**WHAT YOU HAVE TO DO:** Every record that follows should be written out word for word; the pictures stay out.

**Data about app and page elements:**
▬▬▬▬▬▬▬▬▬▬
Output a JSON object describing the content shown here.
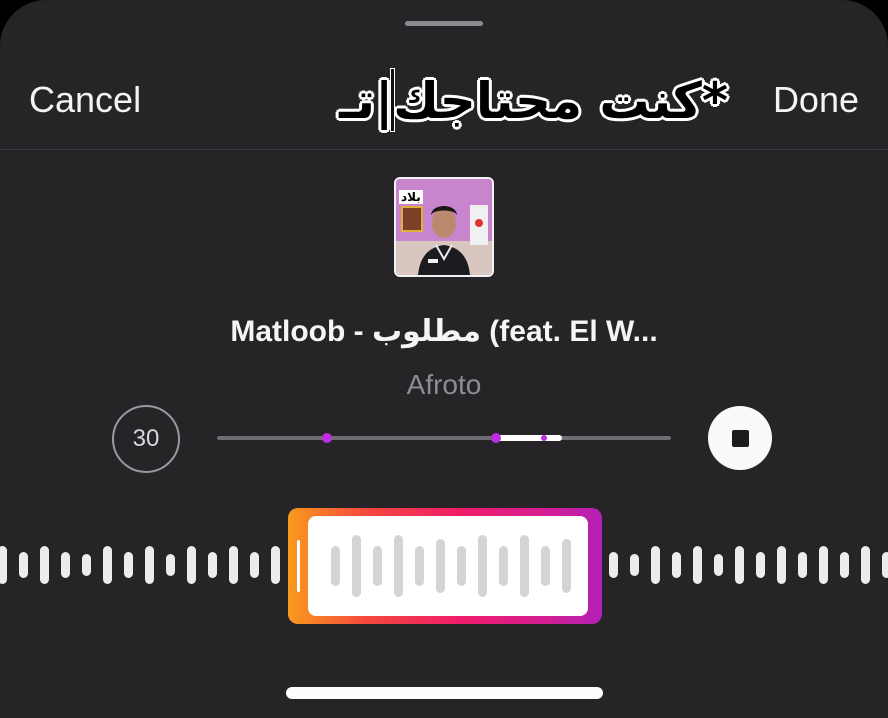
{
  "header": {
    "cancel_label": "Cancel",
    "done_label": "Done",
    "text_input_value": "*كنت محتاجك|تـ"
  },
  "track": {
    "title": "Matloob - مطلوب (feat. El W...",
    "artist": "Afroto",
    "cover_badge": "بلاد"
  },
  "controls": {
    "duration_label": "30",
    "stop_icon": "stop-icon"
  },
  "colors": {
    "sheet_background": "#262427",
    "accent_gradient": [
      "#f99a1d",
      "#f5483d",
      "#ef1d6a",
      "#d71e8f",
      "#b321b7"
    ],
    "marker": "#c12de0"
  }
}
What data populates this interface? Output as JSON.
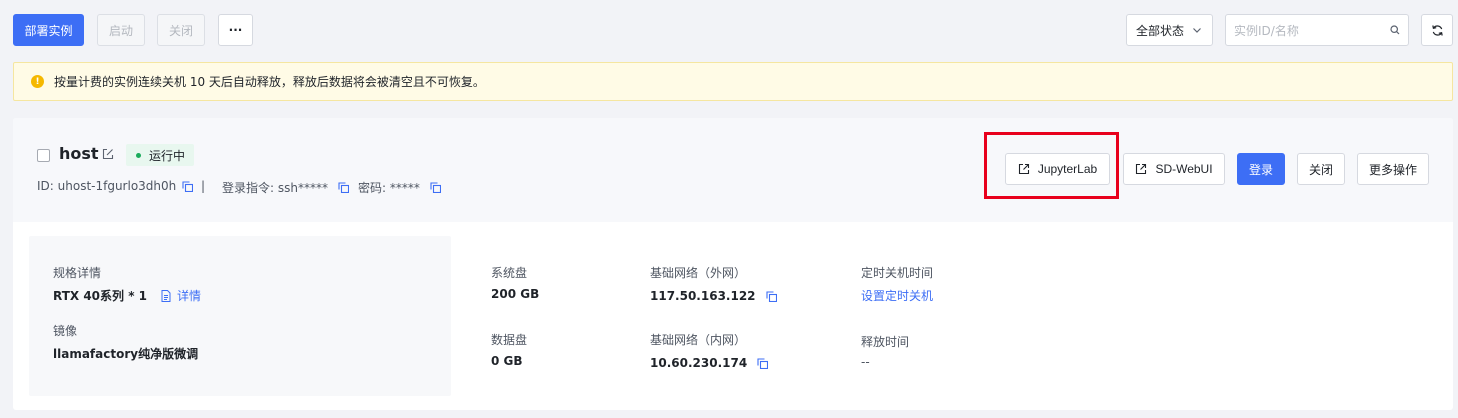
{
  "toolbar": {
    "deploy_label": "部署实例",
    "start_label": "启动",
    "close_label": "关闭",
    "more_label": "···",
    "status_filter": "全部状态",
    "search_placeholder": "实例ID/名称"
  },
  "notice": {
    "text": "按量计费的实例连续关机 10 天后自动释放，释放后数据将会被清空且不可恢复。"
  },
  "instance": {
    "name": "host",
    "status": "运行中",
    "id_text": "ID: uhost-1fgurlo3dh0h",
    "separator": "|",
    "login_cmd_text": "登录指令: ssh*****",
    "password_text": "密码: *****",
    "actions": {
      "jupyter": "JupyterLab",
      "sdwebui": "SD-WebUI",
      "login": "登录",
      "shutdown": "关闭",
      "more": "更多操作"
    }
  },
  "details": {
    "spec_label": "规格详情",
    "spec_value": "RTX 40系列 * 1",
    "spec_link": "详情",
    "image_label": "镜像",
    "image_value": "llamafactory纯净版微调",
    "sys_disk_label": "系统盘",
    "sys_disk_value": "200 GB",
    "data_disk_label": "数据盘",
    "data_disk_value": "0 GB",
    "public_net_label": "基础网络（外网）",
    "public_net_value": "117.50.163.122",
    "private_net_label": "基础网络（内网）",
    "private_net_value": "10.60.230.174",
    "shutdown_time_label": "定时关机时间",
    "shutdown_time_link": "设置定时关机",
    "release_time_label": "释放时间",
    "release_time_value": "--"
  },
  "colors": {
    "primary": "#3d6ef5",
    "running": "#1aab5b",
    "warning": "#f5b800",
    "highlight": "#e8001c"
  }
}
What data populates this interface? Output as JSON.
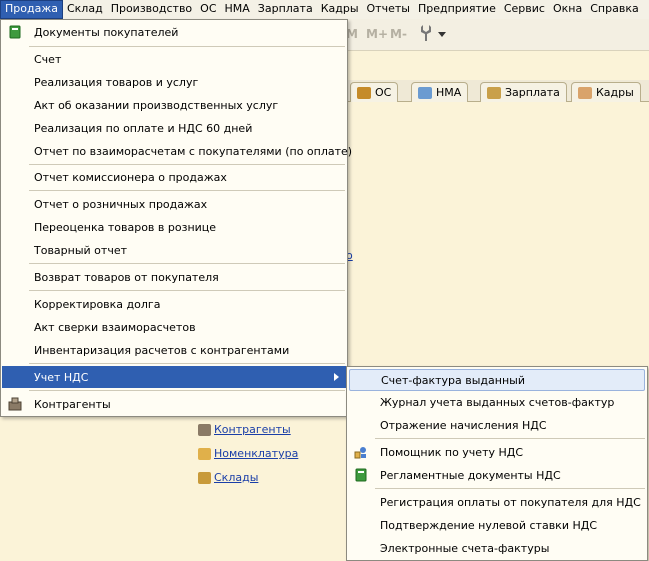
{
  "menubar": {
    "items": [
      "Продажа",
      "Склад",
      "Производство",
      "ОС",
      "НМА",
      "Зарплата",
      "Кадры",
      "Отчеты",
      "Предприятие",
      "Сервис",
      "Окна",
      "Справка"
    ]
  },
  "toolbar": {
    "memory_buttons": [
      "M",
      "M+",
      "M-"
    ],
    "tool_icon": "wrench-icon"
  },
  "tabs": [
    {
      "label": "ОС",
      "icon": "truck-icon"
    },
    {
      "label": "НМА",
      "icon": "document-icon"
    },
    {
      "label": "Зарплата",
      "icon": "money-bag-icon"
    },
    {
      "label": "Кадры",
      "icon": "people-icon"
    }
  ],
  "content": {
    "fragment_text": "о",
    "links": [
      {
        "label": "Контрагенты",
        "icon": "contragents-icon"
      },
      {
        "label": "Номенклатура",
        "icon": "nomenclature-icon"
      },
      {
        "label": "Склады",
        "icon": "warehouse-icon"
      }
    ]
  },
  "sales_menu": {
    "items": [
      {
        "label": "Документы покупателей",
        "icon": "book-icon"
      },
      {
        "label": "Счет"
      },
      {
        "label": "Реализация товаров и услуг"
      },
      {
        "label": "Акт об оказании производственных услуг"
      },
      {
        "label": "Реализация по оплате и НДС 60 дней"
      },
      {
        "label": "Отчет по взаиморасчетам с покупателями (по оплате)"
      },
      {
        "label": "Отчет комиссионера о продажах"
      },
      {
        "label": "Отчет о розничных продажах"
      },
      {
        "label": "Переоценка товаров в рознице"
      },
      {
        "label": "Товарный отчет"
      },
      {
        "label": "Возврат товаров от покупателя"
      },
      {
        "label": "Корректировка долга"
      },
      {
        "label": "Акт сверки взаиморасчетов"
      },
      {
        "label": "Инвентаризация расчетов с контрагентами"
      },
      {
        "label": "Учет НДС"
      },
      {
        "label": "Контрагенты",
        "icon": "contragents-icon"
      }
    ]
  },
  "vat_submenu": {
    "items": [
      {
        "label": "Счет-фактура выданный"
      },
      {
        "label": "Журнал учета выданных счетов-фактур"
      },
      {
        "label": "Отражение начисления НДС"
      },
      {
        "label": "Помощник по учету НДС",
        "icon": "assistant-icon"
      },
      {
        "label": "Регламентные документы НДС",
        "icon": "book-icon"
      },
      {
        "label": "Регистрация оплаты от покупателя для НДС"
      },
      {
        "label": "Подтверждение нулевой ставки НДС"
      },
      {
        "label": "Электронные счета-фактуры"
      }
    ]
  },
  "colors": {
    "highlight": "#2f5fb1",
    "hover": "#e3ecf9",
    "link": "#1a3ea8",
    "background": "#fbf3d8"
  }
}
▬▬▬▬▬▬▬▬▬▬
**WORKED SOLUTION:**
Output a JSON object describing the content shown here.
{
  "header": {
    "cancel_label": "Cancel",
    "done_label": "Done",
    "text_input_value": "*كنت محتاجك|تـ"
  },
  "track": {
    "title": "Matloob - مطلوب (feat. El W...",
    "artist": "Afroto",
    "cover_badge": "بلاد"
  },
  "controls": {
    "duration_label": "30",
    "stop_icon": "stop-icon"
  },
  "colors": {
    "sheet_background": "#262427",
    "accent_gradient": [
      "#f99a1d",
      "#f5483d",
      "#ef1d6a",
      "#d71e8f",
      "#b321b7"
    ],
    "marker": "#c12de0"
  }
}
What data populates this interface? Output as JSON.
{
  "toolbar": {
    "deploy_label": "部署实例",
    "start_label": "启动",
    "close_label": "关闭",
    "more_label": "···",
    "status_filter": "全部状态",
    "search_placeholder": "实例ID/名称"
  },
  "notice": {
    "text": "按量计费的实例连续关机 10 天后自动释放，释放后数据将会被清空且不可恢复。"
  },
  "instance": {
    "name": "host",
    "status": "运行中",
    "id_text": "ID: uhost-1fgurlo3dh0h",
    "separator": "|",
    "login_cmd_text": "登录指令: ssh*****",
    "password_text": "密码: *****",
    "actions": {
      "jupyter": "JupyterLab",
      "sdwebui": "SD-WebUI",
      "login": "登录",
      "shutdown": "关闭",
      "more": "更多操作"
    }
  },
  "details": {
    "spec_label": "规格详情",
    "spec_value": "RTX 40系列 * 1",
    "spec_link": "详情",
    "image_label": "镜像",
    "image_value": "llamafactory纯净版微调",
    "sys_disk_label": "系统盘",
    "sys_disk_value": "200 GB",
    "data_disk_label": "数据盘",
    "data_disk_value": "0 GB",
    "public_net_label": "基础网络（外网）",
    "public_net_value": "117.50.163.122",
    "private_net_label": "基础网络（内网）",
    "private_net_value": "10.60.230.174",
    "shutdown_time_label": "定时关机时间",
    "shutdown_time_link": "设置定时关机",
    "release_time_label": "释放时间",
    "release_time_value": "--"
  },
  "colors": {
    "primary": "#3d6ef5",
    "running": "#1aab5b",
    "warning": "#f5b800",
    "highlight": "#e8001c"
  }
}
What data populates this interface? Output as JSON.
{
  "menubar": {
    "items": [
      "Продажа",
      "Склад",
      "Производство",
      "ОС",
      "НМА",
      "Зарплата",
      "Кадры",
      "Отчеты",
      "Предприятие",
      "Сервис",
      "Окна",
      "Справка"
    ]
  },
  "toolbar": {
    "memory_buttons": [
      "M",
      "M+",
      "M-"
    ],
    "tool_icon": "wrench-icon"
  },
  "tabs": [
    {
      "label": "ОС",
      "icon": "truck-icon"
    },
    {
      "label": "НМА",
      "icon": "document-icon"
    },
    {
      "label": "Зарплата",
      "icon": "money-bag-icon"
    },
    {
      "label": "Кадры",
      "icon": "people-icon"
    }
  ],
  "content": {
    "fragment_text": "о",
    "links": [
      {
        "label": "Контрагенты",
        "icon": "contragents-icon"
      },
      {
        "label": "Номенклатура",
        "icon": "nomenclature-icon"
      },
      {
        "label": "Склады",
        "icon": "warehouse-icon"
      }
    ]
  },
  "sales_menu": {
    "items": [
      {
        "label": "Документы покупателей",
        "icon": "book-icon"
      },
      {
        "label": "Счет"
      },
      {
        "label": "Реализация товаров и услуг"
      },
      {
        "label": "Акт об оказании производственных услуг"
      },
      {
        "label": "Реализация по оплате и НДС 60 дней"
      },
      {
        "label": "Отчет по взаиморасчетам с покупателями (по оплате)"
      },
      {
        "label": "Отчет комиссионера о продажах"
      },
      {
        "label": "Отчет о розничных продажах"
      },
      {
        "label": "Переоценка товаров в рознице"
      },
      {
        "label": "Товарный отчет"
      },
      {
        "label": "Возврат товаров от покупателя"
      },
      {
        "label": "Корректировка долга"
      },
      {
        "label": "Акт сверки взаиморасчетов"
      },
      {
        "label": "Инвентаризация расчетов с контрагентами"
      },
      {
        "label": "Учет НДС"
      },
      {
        "label": "Контрагенты",
        "icon": "contragents-icon"
      }
    ]
  },
  "vat_submenu": {
    "items": [
      {
        "label": "Счет-фактура выданный"
      },
      {
        "label": "Журнал учета выданных счетов-фактур"
      },
      {
        "label": "Отражение начисления НДС"
      },
      {
        "label": "Помощник по учету НДС",
        "icon": "assistant-icon"
      },
      {
        "label": "Регламентные документы НДС",
        "icon": "book-icon"
      },
      {
        "label": "Регистрация оплаты от покупателя для НДС"
      },
      {
        "label": "Подтверждение нулевой ставки НДС"
      },
      {
        "label": "Электронные счета-фактуры"
      }
    ]
  },
  "colors": {
    "highlight": "#2f5fb1",
    "hover": "#e3ecf9",
    "link": "#1a3ea8",
    "background": "#fbf3d8"
  }
}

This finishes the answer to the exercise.